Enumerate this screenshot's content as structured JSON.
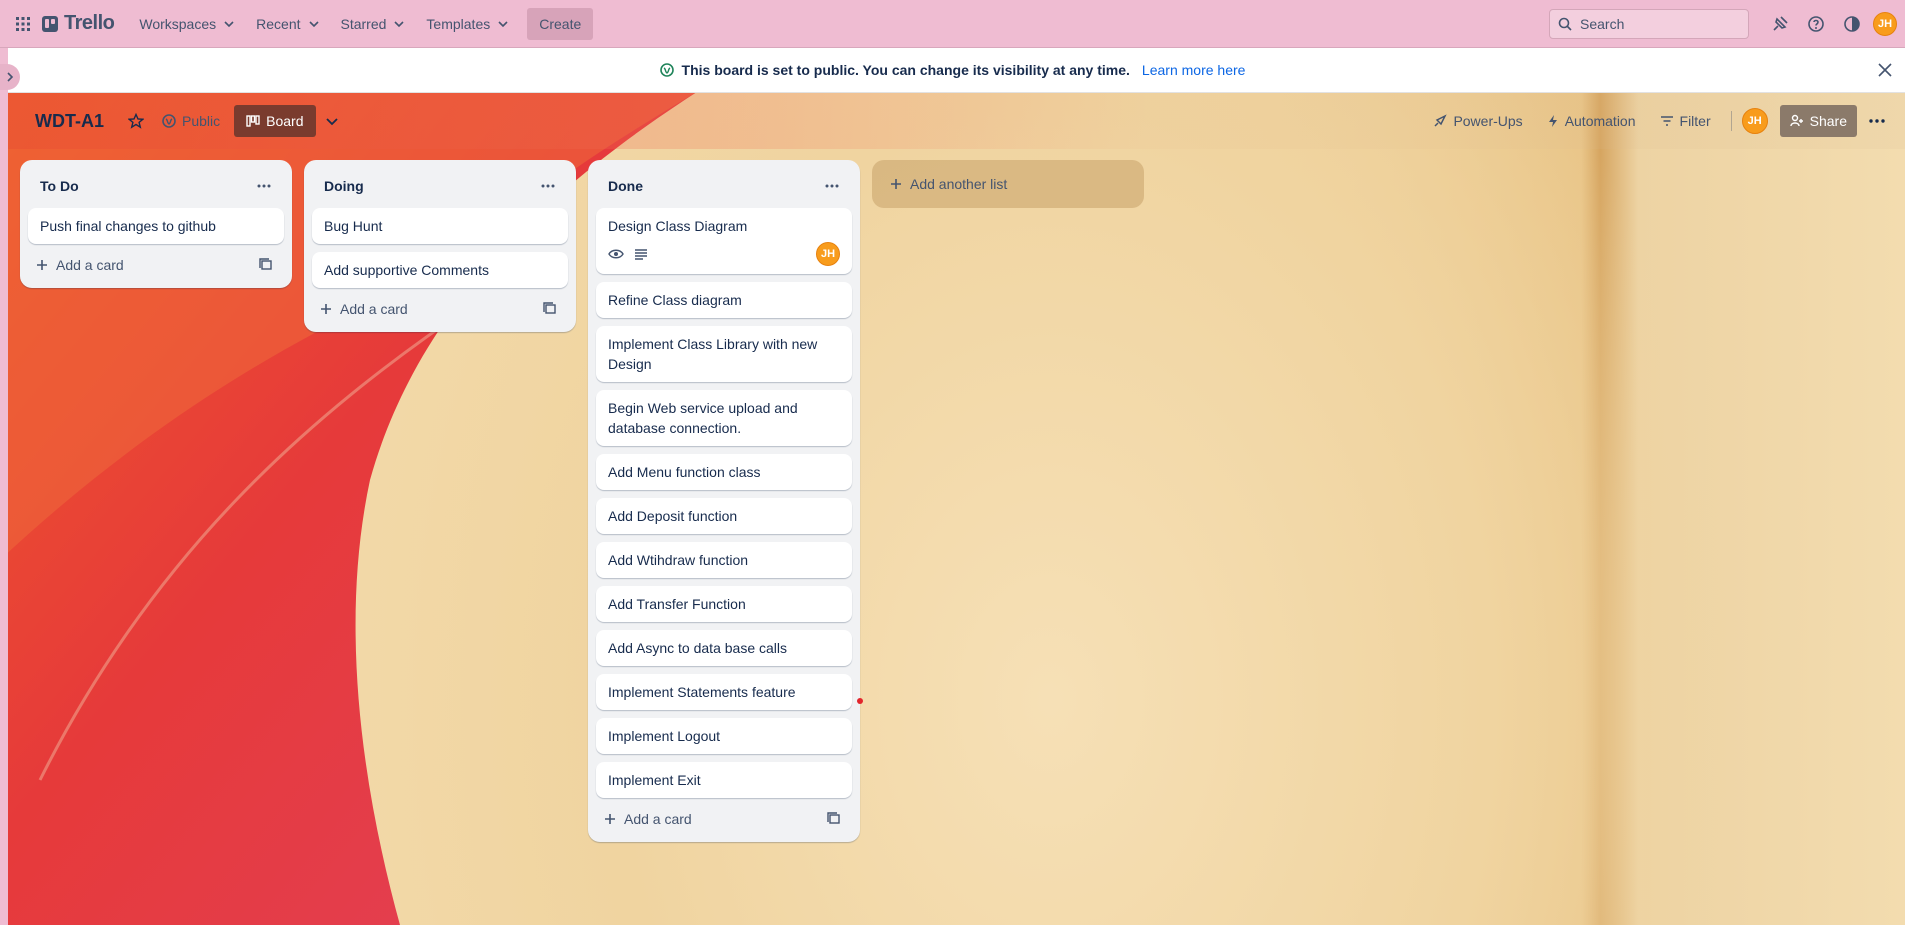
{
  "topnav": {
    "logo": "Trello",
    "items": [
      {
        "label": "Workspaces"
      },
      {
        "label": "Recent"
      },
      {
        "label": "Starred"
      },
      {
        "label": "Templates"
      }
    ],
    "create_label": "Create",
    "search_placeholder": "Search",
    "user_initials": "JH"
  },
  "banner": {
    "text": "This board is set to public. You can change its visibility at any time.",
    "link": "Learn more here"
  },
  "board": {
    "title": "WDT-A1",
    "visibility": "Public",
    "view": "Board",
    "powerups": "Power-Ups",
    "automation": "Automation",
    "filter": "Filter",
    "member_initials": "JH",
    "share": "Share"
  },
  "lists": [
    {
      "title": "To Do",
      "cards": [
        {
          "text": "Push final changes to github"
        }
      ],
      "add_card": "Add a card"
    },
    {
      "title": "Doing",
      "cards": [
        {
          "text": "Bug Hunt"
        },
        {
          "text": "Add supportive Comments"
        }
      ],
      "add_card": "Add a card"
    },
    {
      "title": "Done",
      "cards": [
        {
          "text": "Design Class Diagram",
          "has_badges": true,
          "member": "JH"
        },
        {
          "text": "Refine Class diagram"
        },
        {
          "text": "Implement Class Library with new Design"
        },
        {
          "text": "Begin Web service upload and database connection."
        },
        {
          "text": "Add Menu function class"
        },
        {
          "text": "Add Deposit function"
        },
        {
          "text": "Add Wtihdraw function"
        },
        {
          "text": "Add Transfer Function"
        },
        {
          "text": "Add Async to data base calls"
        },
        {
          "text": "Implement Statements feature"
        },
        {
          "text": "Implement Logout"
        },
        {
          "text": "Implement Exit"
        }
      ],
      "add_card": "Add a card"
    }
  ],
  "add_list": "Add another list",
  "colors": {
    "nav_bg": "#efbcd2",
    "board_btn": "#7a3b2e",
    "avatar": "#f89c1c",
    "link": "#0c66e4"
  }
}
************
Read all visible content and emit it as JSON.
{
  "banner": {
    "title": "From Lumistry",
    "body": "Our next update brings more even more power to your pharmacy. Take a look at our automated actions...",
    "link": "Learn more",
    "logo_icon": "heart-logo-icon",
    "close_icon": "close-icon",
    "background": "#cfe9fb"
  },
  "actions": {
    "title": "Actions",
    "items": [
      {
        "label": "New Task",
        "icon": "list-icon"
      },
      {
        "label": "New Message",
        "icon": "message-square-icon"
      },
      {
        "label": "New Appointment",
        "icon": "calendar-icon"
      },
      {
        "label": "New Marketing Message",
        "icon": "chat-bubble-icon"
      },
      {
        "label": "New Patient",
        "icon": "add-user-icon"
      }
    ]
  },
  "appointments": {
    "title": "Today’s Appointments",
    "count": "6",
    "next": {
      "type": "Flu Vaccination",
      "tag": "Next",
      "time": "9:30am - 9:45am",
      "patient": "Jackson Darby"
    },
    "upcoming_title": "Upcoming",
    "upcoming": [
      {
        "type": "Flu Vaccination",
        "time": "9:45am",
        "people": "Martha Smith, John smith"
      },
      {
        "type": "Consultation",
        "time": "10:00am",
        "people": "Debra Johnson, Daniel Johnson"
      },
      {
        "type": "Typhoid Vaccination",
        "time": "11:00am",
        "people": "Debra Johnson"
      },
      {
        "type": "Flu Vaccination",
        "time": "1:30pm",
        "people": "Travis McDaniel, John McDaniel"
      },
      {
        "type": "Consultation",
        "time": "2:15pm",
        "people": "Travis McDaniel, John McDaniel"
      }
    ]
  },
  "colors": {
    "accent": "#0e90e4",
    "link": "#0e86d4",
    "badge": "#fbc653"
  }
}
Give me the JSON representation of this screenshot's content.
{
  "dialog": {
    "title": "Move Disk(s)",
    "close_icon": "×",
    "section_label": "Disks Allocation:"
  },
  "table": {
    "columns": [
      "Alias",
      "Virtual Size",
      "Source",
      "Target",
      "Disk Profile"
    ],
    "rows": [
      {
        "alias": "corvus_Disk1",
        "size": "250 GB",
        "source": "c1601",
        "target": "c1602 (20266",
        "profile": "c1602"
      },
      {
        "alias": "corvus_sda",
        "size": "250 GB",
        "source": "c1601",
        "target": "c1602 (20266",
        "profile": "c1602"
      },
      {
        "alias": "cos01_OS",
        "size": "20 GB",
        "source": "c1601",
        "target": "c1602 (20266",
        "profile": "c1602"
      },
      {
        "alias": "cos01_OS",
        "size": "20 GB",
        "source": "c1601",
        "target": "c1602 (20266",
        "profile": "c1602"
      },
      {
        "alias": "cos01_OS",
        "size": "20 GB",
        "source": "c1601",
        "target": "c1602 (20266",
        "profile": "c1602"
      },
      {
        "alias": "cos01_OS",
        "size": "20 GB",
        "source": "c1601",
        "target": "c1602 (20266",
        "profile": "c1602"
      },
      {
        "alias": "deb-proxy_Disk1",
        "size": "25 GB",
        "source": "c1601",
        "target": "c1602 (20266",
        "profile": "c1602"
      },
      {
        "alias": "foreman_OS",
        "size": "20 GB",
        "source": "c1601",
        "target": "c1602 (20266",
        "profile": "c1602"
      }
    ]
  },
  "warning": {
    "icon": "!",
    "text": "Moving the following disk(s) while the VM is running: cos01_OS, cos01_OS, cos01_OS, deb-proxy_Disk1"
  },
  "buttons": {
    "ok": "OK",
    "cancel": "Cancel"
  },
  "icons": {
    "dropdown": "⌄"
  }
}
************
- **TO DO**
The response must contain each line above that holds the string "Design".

- **TASK SOLUTION**
          "text": "Design Class Diagram",
          "text": "Implement Class Library with new Design"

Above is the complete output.